• **WHAT THE TASK ASKS**:
The response must consist of each line in the listing that has the word "house" in it.
--- --- ---
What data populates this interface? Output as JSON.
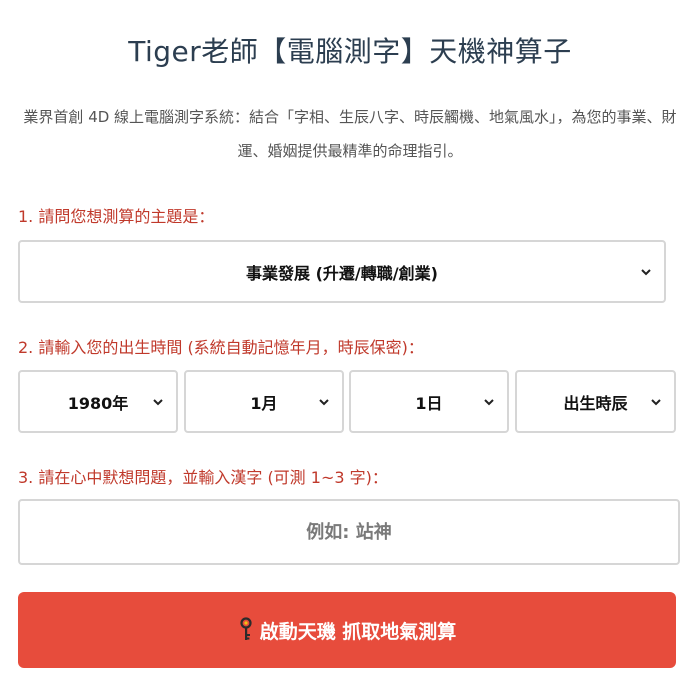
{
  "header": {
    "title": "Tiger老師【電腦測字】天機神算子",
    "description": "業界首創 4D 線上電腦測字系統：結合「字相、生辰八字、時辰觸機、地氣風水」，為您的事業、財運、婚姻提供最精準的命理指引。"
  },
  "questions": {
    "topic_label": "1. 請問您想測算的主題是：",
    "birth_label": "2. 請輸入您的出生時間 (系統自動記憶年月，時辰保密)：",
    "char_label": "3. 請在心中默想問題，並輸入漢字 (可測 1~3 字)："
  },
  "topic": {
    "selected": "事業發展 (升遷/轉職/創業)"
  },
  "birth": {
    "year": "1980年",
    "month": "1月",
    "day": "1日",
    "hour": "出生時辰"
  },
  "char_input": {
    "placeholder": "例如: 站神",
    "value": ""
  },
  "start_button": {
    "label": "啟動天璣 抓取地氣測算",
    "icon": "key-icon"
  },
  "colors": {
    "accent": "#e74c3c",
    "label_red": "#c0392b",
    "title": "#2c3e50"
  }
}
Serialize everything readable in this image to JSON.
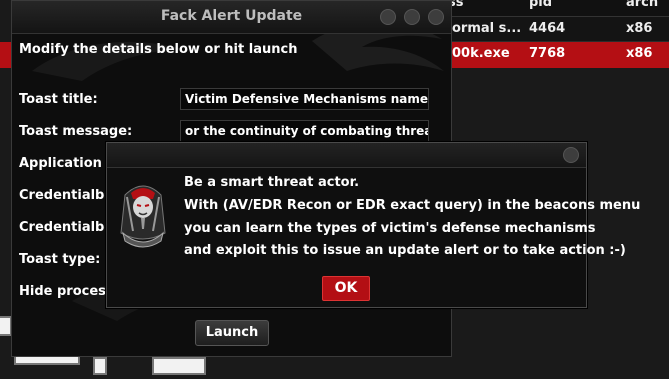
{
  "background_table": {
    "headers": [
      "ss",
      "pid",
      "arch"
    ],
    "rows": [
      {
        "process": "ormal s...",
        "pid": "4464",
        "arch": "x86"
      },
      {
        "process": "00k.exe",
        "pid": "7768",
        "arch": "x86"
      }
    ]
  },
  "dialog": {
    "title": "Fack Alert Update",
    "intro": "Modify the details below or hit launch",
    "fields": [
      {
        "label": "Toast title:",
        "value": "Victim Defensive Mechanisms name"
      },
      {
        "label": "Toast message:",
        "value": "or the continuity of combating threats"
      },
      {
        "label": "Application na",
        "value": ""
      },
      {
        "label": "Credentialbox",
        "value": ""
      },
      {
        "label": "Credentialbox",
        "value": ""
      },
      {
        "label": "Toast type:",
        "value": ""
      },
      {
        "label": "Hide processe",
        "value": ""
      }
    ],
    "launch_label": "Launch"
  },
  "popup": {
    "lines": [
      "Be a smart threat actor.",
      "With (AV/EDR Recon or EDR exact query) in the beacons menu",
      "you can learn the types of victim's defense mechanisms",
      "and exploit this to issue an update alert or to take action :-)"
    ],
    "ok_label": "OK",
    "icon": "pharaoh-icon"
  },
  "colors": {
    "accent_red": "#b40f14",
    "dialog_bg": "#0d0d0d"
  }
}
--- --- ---
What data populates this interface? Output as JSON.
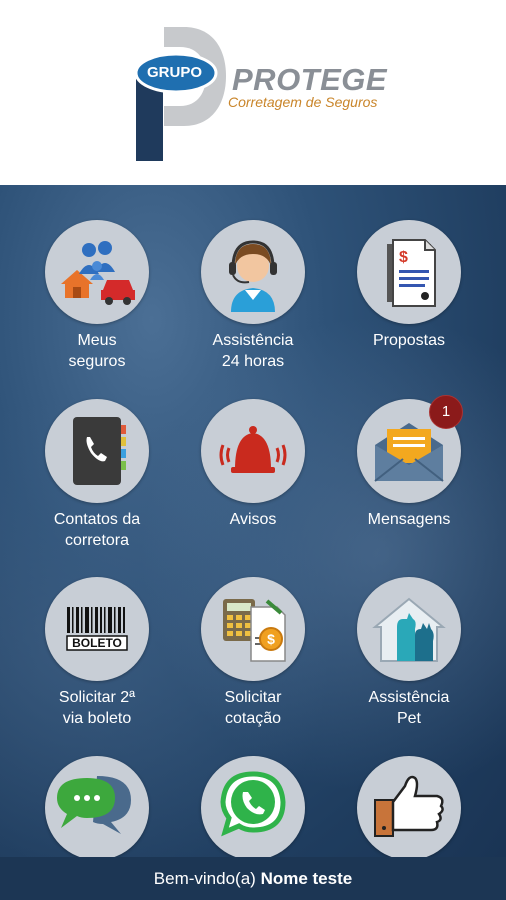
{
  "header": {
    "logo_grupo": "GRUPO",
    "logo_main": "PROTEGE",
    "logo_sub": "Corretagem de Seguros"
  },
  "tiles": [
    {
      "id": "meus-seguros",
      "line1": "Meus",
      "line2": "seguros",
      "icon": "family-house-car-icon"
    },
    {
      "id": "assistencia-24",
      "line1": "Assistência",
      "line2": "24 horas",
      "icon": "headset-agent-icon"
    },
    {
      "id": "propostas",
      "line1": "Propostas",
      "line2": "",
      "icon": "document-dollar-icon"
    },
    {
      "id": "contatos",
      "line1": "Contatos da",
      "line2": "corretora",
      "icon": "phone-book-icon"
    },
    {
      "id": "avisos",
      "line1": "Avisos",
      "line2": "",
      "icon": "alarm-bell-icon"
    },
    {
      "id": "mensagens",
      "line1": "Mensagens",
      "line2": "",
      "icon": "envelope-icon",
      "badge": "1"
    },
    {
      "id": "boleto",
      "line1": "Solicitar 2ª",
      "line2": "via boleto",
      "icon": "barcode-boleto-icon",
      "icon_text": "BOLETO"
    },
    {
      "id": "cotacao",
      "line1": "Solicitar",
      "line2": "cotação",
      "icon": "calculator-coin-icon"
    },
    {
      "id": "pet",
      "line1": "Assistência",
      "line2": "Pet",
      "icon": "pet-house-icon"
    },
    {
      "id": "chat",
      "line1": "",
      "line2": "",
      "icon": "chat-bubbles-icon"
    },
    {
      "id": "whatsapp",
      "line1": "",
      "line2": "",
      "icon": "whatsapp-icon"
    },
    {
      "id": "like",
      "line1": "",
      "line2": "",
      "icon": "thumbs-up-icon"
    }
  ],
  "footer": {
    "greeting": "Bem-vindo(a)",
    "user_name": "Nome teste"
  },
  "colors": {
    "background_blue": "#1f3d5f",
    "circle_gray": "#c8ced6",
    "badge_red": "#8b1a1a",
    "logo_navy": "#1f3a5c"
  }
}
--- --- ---
• **RESPONSE BOX**:
      "icon": "family-house-car-icon"
      "icon": "pet-house-icon"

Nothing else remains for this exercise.